### Work instruction
Quote the entries in full, character for character, without their images.

[Source data]
═══
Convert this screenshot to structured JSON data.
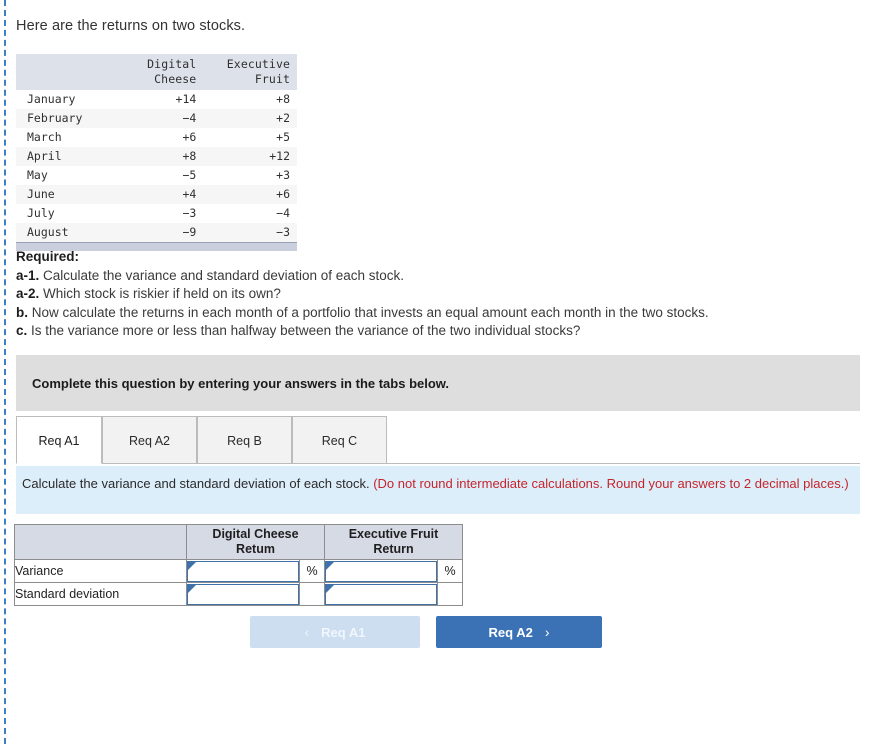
{
  "intro": {
    "text": "Here are the returns on two stocks."
  },
  "returns_table": {
    "columns": [
      "",
      "Digital Cheese",
      "Executive Fruit"
    ],
    "header_lines": [
      [
        "",
        ""
      ],
      [
        "Digital",
        "Cheese"
      ],
      [
        "Executive",
        "Fruit"
      ]
    ],
    "rows": [
      {
        "month": "January",
        "digital_cheese": "+14",
        "executive_fruit": "+8"
      },
      {
        "month": "February",
        "digital_cheese": "−4",
        "executive_fruit": "+2"
      },
      {
        "month": "March",
        "digital_cheese": "+6",
        "executive_fruit": "+5"
      },
      {
        "month": "April",
        "digital_cheese": "+8",
        "executive_fruit": "+12"
      },
      {
        "month": "May",
        "digital_cheese": "−5",
        "executive_fruit": "+3"
      },
      {
        "month": "June",
        "digital_cheese": "+4",
        "executive_fruit": "+6"
      },
      {
        "month": "July",
        "digital_cheese": "−3",
        "executive_fruit": "−4"
      },
      {
        "month": "August",
        "digital_cheese": "−9",
        "executive_fruit": "−3"
      }
    ]
  },
  "required": {
    "heading": "Required:",
    "items": [
      {
        "label": "a-1.",
        "text": "Calculate the variance and standard deviation of each stock."
      },
      {
        "label": "a-2.",
        "text": "Which stock is riskier if held on its own?"
      },
      {
        "label": "b.",
        "text": "Now calculate the returns in each month of a portfolio that invests an equal amount each month in the two stocks."
      },
      {
        "label": "c.",
        "text": "Is the variance more or less than halfway between the variance of the two individual stocks?"
      }
    ]
  },
  "complete_bar": {
    "text": "Complete this question by entering your answers in the tabs below."
  },
  "tabs": [
    {
      "label": "Req A1",
      "active": true
    },
    {
      "label": "Req A2",
      "active": false
    },
    {
      "label": "Req B",
      "active": false
    },
    {
      "label": "Req C",
      "active": false
    }
  ],
  "banner": {
    "main": "Calculate the variance and standard deviation of each stock. ",
    "note": "(Do not round intermediate calculations. Round your answers to 2 decimal places.)"
  },
  "answer_table": {
    "corner_label": "",
    "col_headers": [
      {
        "line1": "Digital Cheese",
        "line2": "Retum"
      },
      {
        "line1": "Executive Fruit",
        "line2": "Return"
      }
    ],
    "percent_symbol": "%",
    "rows": [
      {
        "label": "Variance",
        "digital_cheese": "",
        "executive_fruit": "",
        "show_percent": true
      },
      {
        "label": "Standard deviation",
        "digital_cheese": "",
        "executive_fruit": "",
        "show_percent": false
      }
    ]
  },
  "nav": {
    "prev_label": "Req A1",
    "prev_chevron": "‹",
    "next_label": "Req A2",
    "next_chevron": "›"
  },
  "colors": {
    "accent_blue": "#3a72b5",
    "prev_button": "#cddef0",
    "banner_blue": "#ddeefb",
    "note_red": "#c5242b",
    "table_header": "#dde1ea",
    "answer_header": "#d6dae5",
    "gray_bar": "#dededf",
    "rail_blue": "#3f7fc1"
  }
}
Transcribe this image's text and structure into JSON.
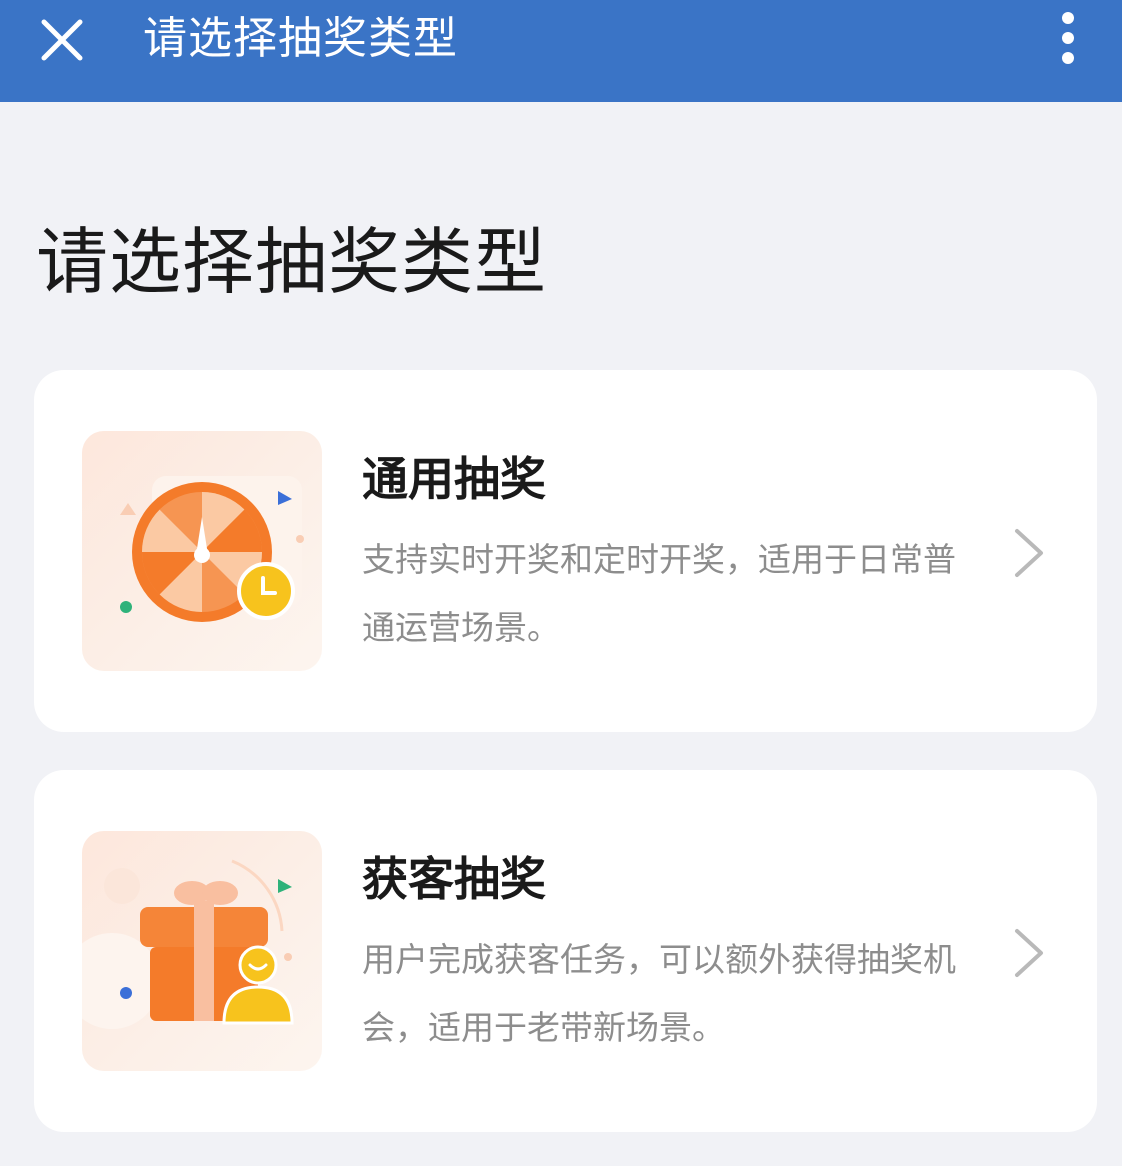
{
  "header": {
    "title": "请选择抽奖类型",
    "close_icon": "close-icon",
    "more_icon": "more-vertical-icon",
    "background_color": "#3a74c6"
  },
  "page": {
    "title": "请选择抽奖类型"
  },
  "lottery_types": [
    {
      "name": "通用抽奖",
      "description": "支持实时开奖和定时开奖，适用于日常普通运营场景。",
      "icon": "prize-wheel-clock-icon"
    },
    {
      "name": "获客抽奖",
      "description": "用户完成获客任务，可以额外获得抽奖机会，适用于老带新场景。",
      "icon": "gift-box-user-icon"
    }
  ],
  "colors": {
    "accent_orange": "#f47b2a",
    "accent_yellow": "#f7c31d",
    "description_gray": "#8d8d8d"
  }
}
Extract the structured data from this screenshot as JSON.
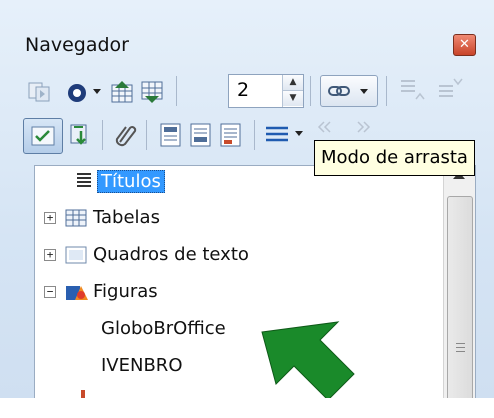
{
  "window": {
    "title": "Navegador",
    "close_glyph": "✕"
  },
  "toolbar1": {
    "spin_value": "2",
    "icons": [
      "navigation-toggle-icon",
      "navigate-circle-icon",
      "dropdown-arrow-icon",
      "previous-icon",
      "next-icon",
      "link-dropdown-icon",
      "promote-level-icon",
      "demote-level-icon"
    ]
  },
  "toolbar2": {
    "icons": [
      "drag-mode-icon",
      "headings-icon",
      "reminder-icon",
      "header-icon",
      "footer-icon",
      "anchor-icon",
      "heading-levels-icon",
      "promote-chapter-icon",
      "demote-chapter-icon"
    ]
  },
  "tooltip": {
    "text": "Modo de arrasta"
  },
  "tree": {
    "items": [
      {
        "label": "Títulos",
        "icon": "headings-icon",
        "selected": true
      },
      {
        "label": "Tabelas",
        "icon": "table-icon",
        "expander": "+"
      },
      {
        "label": "Quadros de texto",
        "icon": "frame-icon",
        "expander": "+"
      },
      {
        "label": "Figuras",
        "icon": "images-icon",
        "expander": "−"
      },
      {
        "label": "GloboBrOffice",
        "child": true
      },
      {
        "label": "IVENBRO",
        "child": true
      }
    ]
  },
  "colors": {
    "panel": "#dce8f6",
    "selection": "#3399ff",
    "arrow": "#1a8a2a",
    "tooltip_bg": "#ffffe1"
  }
}
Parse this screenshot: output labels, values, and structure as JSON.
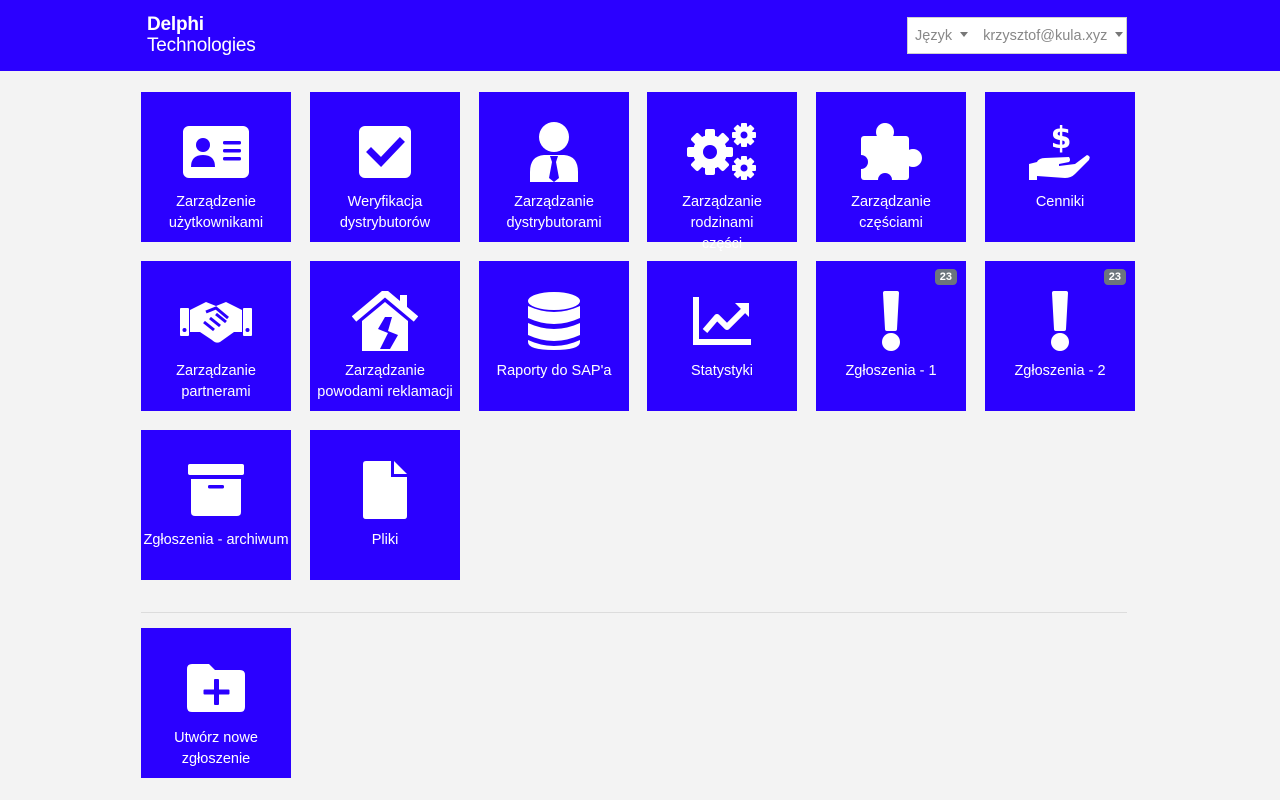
{
  "brand": {
    "line1": "Delphi",
    "line2": "Technologies"
  },
  "nav": {
    "language_label": "Język",
    "user_email": "krzysztof@kula.xyz"
  },
  "tiles": [
    {
      "lines": [
        "Zarządzenie",
        "użytkownikami"
      ],
      "icon": "id-card-icon"
    },
    {
      "lines": [
        "Weryfikacja",
        "dystrybutorów"
      ],
      "icon": "check-square-icon"
    },
    {
      "lines": [
        "Zarządzanie",
        "dystrybutorami"
      ],
      "icon": "user-tie-icon"
    },
    {
      "lines": [
        "Zarządzanie rodzinami",
        "części"
      ],
      "icon": "cogs-icon"
    },
    {
      "lines": [
        "Zarządzanie",
        "częściami"
      ],
      "icon": "puzzle-piece-icon"
    },
    {
      "lines": [
        "Cenniki"
      ],
      "icon": "hand-holding-usd-icon"
    },
    {
      "lines": [
        "Zarządzanie",
        "partnerami"
      ],
      "icon": "handshake-icon"
    },
    {
      "lines": [
        "Zarządzanie",
        "powodami reklamacji"
      ],
      "icon": "house-damage-icon"
    },
    {
      "lines": [
        "Raporty do SAP'a"
      ],
      "icon": "database-icon"
    },
    {
      "lines": [
        "Statystyki"
      ],
      "icon": "chart-line-icon"
    },
    {
      "lines": [
        "Zgłoszenia - 1"
      ],
      "icon": "exclamation-icon",
      "badge": "23"
    },
    {
      "lines": [
        "Zgłoszenia - 2"
      ],
      "icon": "exclamation-icon",
      "badge": "23"
    },
    {
      "lines": [
        "Zgłoszenia - archiwum"
      ],
      "icon": "archive-icon"
    },
    {
      "lines": [
        "Pliki"
      ],
      "icon": "file-icon"
    }
  ],
  "new_ticket": {
    "lines": [
      "Utwórz nowe",
      "zgłoszenie"
    ],
    "icon": "folder-plus-icon"
  },
  "colors": {
    "primary": "#2b00ff",
    "background": "#f3f3f3",
    "badge": "#6c757d"
  }
}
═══
### Solution below
Convert this screenshot to structured JSON data.
{
  "intro": {
    "text": "Here are the returns on two stocks."
  },
  "returns_table": {
    "columns": [
      "",
      "Digital Cheese",
      "Executive Fruit"
    ],
    "header_lines": [
      [
        "",
        ""
      ],
      [
        "Digital",
        "Cheese"
      ],
      [
        "Executive",
        "Fruit"
      ]
    ],
    "rows": [
      {
        "month": "January",
        "digital_cheese": "+14",
        "executive_fruit": "+8"
      },
      {
        "month": "February",
        "digital_cheese": "−4",
        "executive_fruit": "+2"
      },
      {
        "month": "March",
        "digital_cheese": "+6",
        "executive_fruit": "+5"
      },
      {
        "month": "April",
        "digital_cheese": "+8",
        "executive_fruit": "+12"
      },
      {
        "month": "May",
        "digital_cheese": "−5",
        "executive_fruit": "+3"
      },
      {
        "month": "June",
        "digital_cheese": "+4",
        "executive_fruit": "+6"
      },
      {
        "month": "July",
        "digital_cheese": "−3",
        "executive_fruit": "−4"
      },
      {
        "month": "August",
        "digital_cheese": "−9",
        "executive_fruit": "−3"
      }
    ]
  },
  "required": {
    "heading": "Required:",
    "items": [
      {
        "label": "a-1.",
        "text": "Calculate the variance and standard deviation of each stock."
      },
      {
        "label": "a-2.",
        "text": "Which stock is riskier if held on its own?"
      },
      {
        "label": "b.",
        "text": "Now calculate the returns in each month of a portfolio that invests an equal amount each month in the two stocks."
      },
      {
        "label": "c.",
        "text": "Is the variance more or less than halfway between the variance of the two individual stocks?"
      }
    ]
  },
  "complete_bar": {
    "text": "Complete this question by entering your answers in the tabs below."
  },
  "tabs": [
    {
      "label": "Req A1",
      "active": true
    },
    {
      "label": "Req A2",
      "active": false
    },
    {
      "label": "Req B",
      "active": false
    },
    {
      "label": "Req C",
      "active": false
    }
  ],
  "banner": {
    "main": "Calculate the variance and standard deviation of each stock. ",
    "note": "(Do not round intermediate calculations. Round your answers to 2 decimal places.)"
  },
  "answer_table": {
    "corner_label": "",
    "col_headers": [
      {
        "line1": "Digital Cheese",
        "line2": "Retum"
      },
      {
        "line1": "Executive Fruit",
        "line2": "Return"
      }
    ],
    "percent_symbol": "%",
    "rows": [
      {
        "label": "Variance",
        "digital_cheese": "",
        "executive_fruit": "",
        "show_percent": true
      },
      {
        "label": "Standard deviation",
        "digital_cheese": "",
        "executive_fruit": "",
        "show_percent": false
      }
    ]
  },
  "nav": {
    "prev_label": "Req A1",
    "prev_chevron": "‹",
    "next_label": "Req A2",
    "next_chevron": "›"
  },
  "colors": {
    "accent_blue": "#3a72b5",
    "prev_button": "#cddef0",
    "banner_blue": "#ddeefb",
    "note_red": "#c5242b",
    "table_header": "#dde1ea",
    "answer_header": "#d6dae5",
    "gray_bar": "#dededf",
    "rail_blue": "#3f7fc1"
  }
}
Transcribe this image's text and structure into JSON.
{
  "header": {
    "title": "请选择抽奖类型",
    "close_icon": "close-icon",
    "more_icon": "more-vertical-icon",
    "background_color": "#3a74c6"
  },
  "page": {
    "title": "请选择抽奖类型"
  },
  "lottery_types": [
    {
      "name": "通用抽奖",
      "description": "支持实时开奖和定时开奖，适用于日常普通运营场景。",
      "icon": "prize-wheel-clock-icon"
    },
    {
      "name": "获客抽奖",
      "description": "用户完成获客任务，可以额外获得抽奖机会，适用于老带新场景。",
      "icon": "gift-box-user-icon"
    }
  ],
  "colors": {
    "accent_orange": "#f47b2a",
    "accent_yellow": "#f7c31d",
    "description_gray": "#8d8d8d"
  }
}
Extract the structured data from this screenshot as JSON.
{
  "window": {
    "title": "Navegador",
    "close_glyph": "✕"
  },
  "toolbar1": {
    "spin_value": "2",
    "icons": [
      "navigation-toggle-icon",
      "navigate-circle-icon",
      "dropdown-arrow-icon",
      "previous-icon",
      "next-icon",
      "link-dropdown-icon",
      "promote-level-icon",
      "demote-level-icon"
    ]
  },
  "toolbar2": {
    "icons": [
      "drag-mode-icon",
      "headings-icon",
      "reminder-icon",
      "header-icon",
      "footer-icon",
      "anchor-icon",
      "heading-levels-icon",
      "promote-chapter-icon",
      "demote-chapter-icon"
    ]
  },
  "tooltip": {
    "text": "Modo de arrasta"
  },
  "tree": {
    "items": [
      {
        "label": "Títulos",
        "icon": "headings-icon",
        "selected": true
      },
      {
        "label": "Tabelas",
        "icon": "table-icon",
        "expander": "+"
      },
      {
        "label": "Quadros de texto",
        "icon": "frame-icon",
        "expander": "+"
      },
      {
        "label": "Figuras",
        "icon": "images-icon",
        "expander": "−"
      },
      {
        "label": "GloboBrOffice",
        "child": true
      },
      {
        "label": "IVENBRO",
        "child": true
      }
    ]
  },
  "colors": {
    "panel": "#dce8f6",
    "selection": "#3399ff",
    "arrow": "#1a8a2a",
    "tooltip_bg": "#ffffe1"
  }
}
Parse this screenshot: output labels, values, and structure as JSON.
{
  "brand": {
    "line1": "Delphi",
    "line2": "Technologies"
  },
  "nav": {
    "language_label": "Język",
    "user_email": "krzysztof@kula.xyz"
  },
  "tiles": [
    {
      "lines": [
        "Zarządzenie",
        "użytkownikami"
      ],
      "icon": "id-card-icon"
    },
    {
      "lines": [
        "Weryfikacja",
        "dystrybutorów"
      ],
      "icon": "check-square-icon"
    },
    {
      "lines": [
        "Zarządzanie",
        "dystrybutorami"
      ],
      "icon": "user-tie-icon"
    },
    {
      "lines": [
        "Zarządzanie rodzinami",
        "części"
      ],
      "icon": "cogs-icon"
    },
    {
      "lines": [
        "Zarządzanie",
        "częściami"
      ],
      "icon": "puzzle-piece-icon"
    },
    {
      "lines": [
        "Cenniki"
      ],
      "icon": "hand-holding-usd-icon"
    },
    {
      "lines": [
        "Zarządzanie",
        "partnerami"
      ],
      "icon": "handshake-icon"
    },
    {
      "lines": [
        "Zarządzanie",
        "powodami reklamacji"
      ],
      "icon": "house-damage-icon"
    },
    {
      "lines": [
        "Raporty do SAP'a"
      ],
      "icon": "database-icon"
    },
    {
      "lines": [
        "Statystyki"
      ],
      "icon": "chart-line-icon"
    },
    {
      "lines": [
        "Zgłoszenia - 1"
      ],
      "icon": "exclamation-icon",
      "badge": "23"
    },
    {
      "lines": [
        "Zgłoszenia - 2"
      ],
      "icon": "exclamation-icon",
      "badge": "23"
    },
    {
      "lines": [
        "Zgłoszenia - archiwum"
      ],
      "icon": "archive-icon"
    },
    {
      "lines": [
        "Pliki"
      ],
      "icon": "file-icon"
    }
  ],
  "new_ticket": {
    "lines": [
      "Utwórz nowe",
      "zgłoszenie"
    ],
    "icon": "folder-plus-icon"
  },
  "colors": {
    "primary": "#2b00ff",
    "background": "#f3f3f3",
    "badge": "#6c757d"
  }
}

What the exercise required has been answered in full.